Transparency Group Calls Out Lack of Due Diligence in Luxury Goods Sales

Luxury goods sellers – from high fashion houses, jewelers and real estate agents to yacht builders and diamond brokers – are doing little to check if their customers are using corrupt money to fund their high-end purchases, according to a new report. In its study, Tainted Treasures: Money laundering risks in luxury markets, Berlin-based Transparency International, a global civil society organization leading the fight against corruption, found that little due diligence exists in connection with the sale of luxury goods, and where there are laws, there is little enforcement.
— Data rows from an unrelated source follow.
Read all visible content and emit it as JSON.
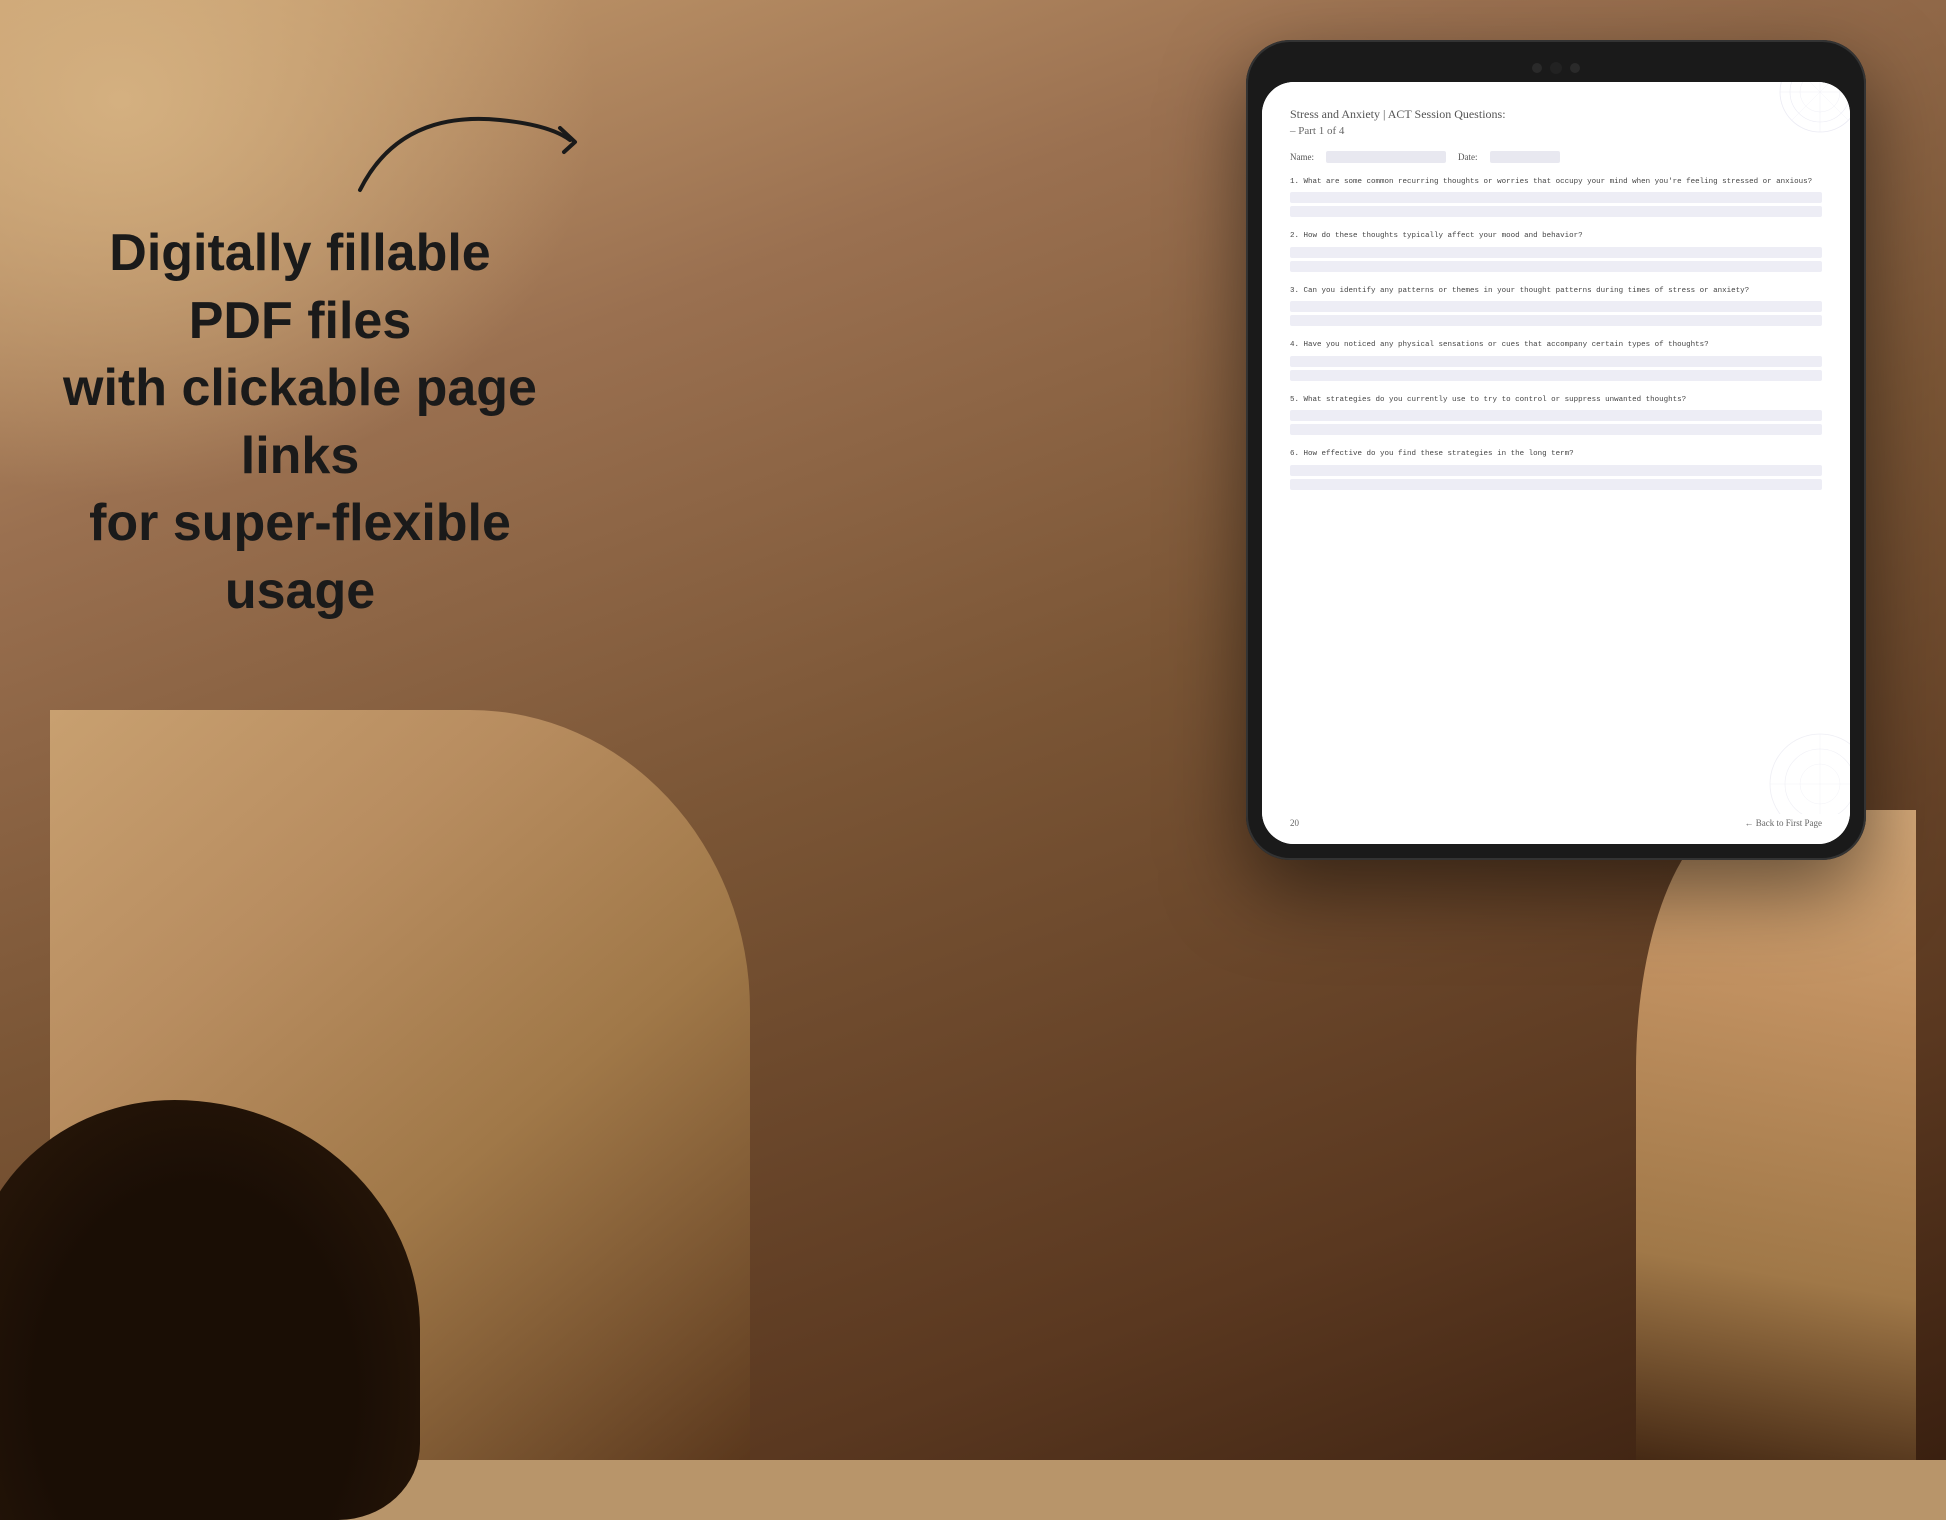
{
  "background": {
    "color": "#b8956a"
  },
  "left_text": {
    "line1": "Digitally fillable PDF files",
    "line2": "with clickable page links",
    "line3": "for super-flexible usage"
  },
  "arrow": {
    "description": "curved arrow pointing right toward tablet"
  },
  "pdf": {
    "title": "Stress and Anxiety | ACT Session Questions:",
    "subtitle": "– Part 1 of 4",
    "fields": {
      "name_label": "Name:",
      "date_label": "Date:"
    },
    "questions": [
      {
        "number": "1.",
        "text": "What are some common recurring thoughts or worries that occupy your mind when you're feeling stressed or anxious?"
      },
      {
        "number": "2.",
        "text": "How do these thoughts typically affect your mood and behavior?"
      },
      {
        "number": "3.",
        "text": "Can you identify any patterns or themes in your thought patterns during times of stress or anxiety?"
      },
      {
        "number": "4.",
        "text": "Have you noticed any physical sensations or cues that accompany certain types of thoughts?"
      },
      {
        "number": "5.",
        "text": "What strategies do you currently use to try to control or suppress unwanted thoughts?"
      },
      {
        "number": "6.",
        "text": "How effective do you find these strategies in the long term?"
      }
    ],
    "footer": {
      "page_number": "20",
      "back_link": "← Back to First Page"
    }
  }
}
Transparency International, which was founded in 1993 as a non-governmental agency, is calling for governments in high risk countries – including China, Japan, the US and the UK – to introduce specific laws to mandate due diligence for high-risk luxury goods sales and establish a designated authority to enforce them.

According to Transparency International Chair José Ugaz, “The luxury sector is more than just a money laundering vehicle. The behavior of kleptocrats [government officials who seek status and personal gain at the expense of the governed] who amass millions in properties, sports cars, and art in a short period of time shows that the desire to own luxury can in fact be one of the drivers of corrupt behavior.”

He continued on to note, “The luxury sector has a responsibility to prevent public funds, which could have gone to schools and hospitals, from being splurged on their products even if it means fewer sales.”

The organization’s most recent due diligence data shows a pattern of lax reporting when it comes to corruption. The report states that red flags that point to a risk of money laundering include the widespread use of anonymous shell companies to disguise the ultimate owner of assets in addition to long-standing luxury industry traditions of discretion and confidentiality. Sectors such as precious jewels or luxury accessories also feature high-value goods that are easily transportable, yet anti-money-laundering measures are scant.

Despite these risks, there are limited anti-money obligations in leading luxury markets such as China, Japan and the US, according to Transparency International. In countries where anti-money laundering legislation at least partially applies to luxury dealers, such as France, Germany, Italy and the UK, there is little evidence of effective enforcement of these rules by authorities.

The report makes the following recommendations to address risks of dirty money being used to buy luxury goods and assets: 

Countries that host the largest luxury markets – such as China, France, Germany, Italy, Japan, the UK and the US – should strengthen legislation to ensure dealers in high-value goods and in specific high-risk luxury sectors have customer due diligence and reporting requirements that meet best practice international standards.

Governments should also ensure luxury sectors have a designated authority charged with oversight and regulation. These authorities should have the mandate, resources and independence necessary to effectively carry out their oversight duties, which should include having the ability to sanction non-compliant businesses.

Leading brands and luxury multinationals should establish effective customer due diligence and reporting systems in their retail and customer service chains. These should also be established in countries where they are not yet legally required, in line with the public commitments to ethical behavior and integrity already made by many companies.

As the international standard-setter against money laundering, the Financial Action Task Force should strengthen its recommendations to ensure high-value luxury sectors are adequately covered by global standards.